Hypocrisy is for David Ohito of the Standard Newspaper to ask President Obama what he (America/International community) can do to improve ‘media freedom’ in Kenya and other African countries and stop jailing of journalists.
I call it hypocrisy because more often, in Kenya, whenever ‘the people’ have ganged up to protect journalists from the government, journalists have ganged up to protect the government from the people. This can be said of several countries in Africa.
President Barack Obama cannot come in your newsrooms to tell you what questions to ask political leaders and other democracy players. Obama cannot constantly help you frame the issues affecting your countries.
Obama cannot protect you from NOT asking Isaack Hassan of IEBC a single question in 2013.
Mr Ohito, Kenya is very safe for journalists. That’s because it has no need to take you to Industrial Area.
Look at it this way, you hold Editor’s Guild elections. Money changes hands. Hands exchanges money. In the end, you elect a Linus Kaikai -a government public relations journalist to head the Editor’s Guild.Two days later, you give the political opposition a blackout when culminating a month long people driven initiative on the need for national dialogue. You tell the people it was not ‘newsworthy’.
Many of your proteges make fun of this national dialogue initiative, asking irrelevant questions loaded with second names. One of your top voices, Macharia Gaitho, even go ahead to rile it as a manifest failure – a ‘damp squib’.
It is not giving the opposition a media blackout that deeply infuriates, it is weakening democracy in Kenya. When you tilt political discourses in favour of the regimes you work under, and serve zealously, you help create fiefdoms and tyrannies that eat everyone up.
Then, realizing its your turn to be eaten, you ask Obama to protect you -journalists and your cohorts across Africa. You actively keep in power regimes which can barely protect you, then you ask Obama to protect you.That’s hypocrisy Mr. Ohito, that’s hypocrisy sir.
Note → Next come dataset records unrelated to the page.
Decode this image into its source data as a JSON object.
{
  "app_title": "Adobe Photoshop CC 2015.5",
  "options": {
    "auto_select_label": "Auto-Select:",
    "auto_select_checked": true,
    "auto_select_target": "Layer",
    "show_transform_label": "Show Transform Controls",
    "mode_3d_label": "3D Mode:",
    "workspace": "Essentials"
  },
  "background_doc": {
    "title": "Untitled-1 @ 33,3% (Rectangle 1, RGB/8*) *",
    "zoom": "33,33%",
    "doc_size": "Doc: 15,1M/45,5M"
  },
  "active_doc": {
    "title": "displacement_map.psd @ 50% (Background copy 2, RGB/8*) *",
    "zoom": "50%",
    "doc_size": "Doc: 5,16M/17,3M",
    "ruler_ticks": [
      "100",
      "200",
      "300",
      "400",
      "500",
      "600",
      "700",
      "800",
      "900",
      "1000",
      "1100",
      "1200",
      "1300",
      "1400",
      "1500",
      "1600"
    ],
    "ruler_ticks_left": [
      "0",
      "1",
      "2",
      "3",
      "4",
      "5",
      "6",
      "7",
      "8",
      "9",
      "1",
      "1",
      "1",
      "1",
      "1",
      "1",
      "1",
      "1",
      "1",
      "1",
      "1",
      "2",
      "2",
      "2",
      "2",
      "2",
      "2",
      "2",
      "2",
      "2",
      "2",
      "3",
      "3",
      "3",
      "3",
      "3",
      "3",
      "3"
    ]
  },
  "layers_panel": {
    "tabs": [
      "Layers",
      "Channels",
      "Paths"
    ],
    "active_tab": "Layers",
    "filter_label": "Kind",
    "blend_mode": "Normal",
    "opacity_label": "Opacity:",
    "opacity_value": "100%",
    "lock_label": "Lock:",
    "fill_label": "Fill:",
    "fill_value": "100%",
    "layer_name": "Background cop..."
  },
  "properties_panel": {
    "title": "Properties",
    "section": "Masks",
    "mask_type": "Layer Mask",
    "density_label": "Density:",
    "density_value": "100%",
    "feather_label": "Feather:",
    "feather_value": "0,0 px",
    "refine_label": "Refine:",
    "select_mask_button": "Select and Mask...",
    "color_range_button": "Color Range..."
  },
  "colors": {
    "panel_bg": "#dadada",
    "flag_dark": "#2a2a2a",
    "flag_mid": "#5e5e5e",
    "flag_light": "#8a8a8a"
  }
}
Now, I am not saying you pander to the opposition. You shouldn’t. What I am saying is that media in Africa must form alliances with people of Africa, in Africa.
I am saying you don’t just bog us down with ‘regime photos’ and ‘regime stories’. Regime stories don’t need protection. Regime photos, when they appear in your front pages, are ‘cool’.
But when you tell us about deals and goodies, for instance, from the US-Africa summit, one of which being the Power Africa deal, and, even before the dust settles, you hear the US is moving their headquarters from Kenya to South Africa, then you should go back and dig more of your ‘diplomatic triumph’ stories. You should tell us more about the photos.
Hypocrisy is to tell us what Michelle and Obama served President Uhuru for dinner, and not tell us what America served Kenya for breakfast and lunch! Mr. Ohito, that’s hypocrisy!
Now we are engaged in another ‘we the people’ initiative. Has it received the kind of media attention that it requires? Yesterday, another referendum push was ‘officially launched’, what page of your newspaper did you chronicle it? How did you ‘frame it’ to your viewers and readers?
Will it ‘affect investors’? Will it scare away tourists? This is how you covered the national dialogue initiative. You made it look so dangerous in the eyes of the public, especially kenya’s famed ethnic public, that a ritual at Uhuru Park left some seventy hens – mostly from central kenya – dead, with their blood sprinkled all over.
President Obama cannot protect Africa’s journalists from their own idiosyncrasies.
This post appeared on blogger Dikembe Disembe’s Facebook account.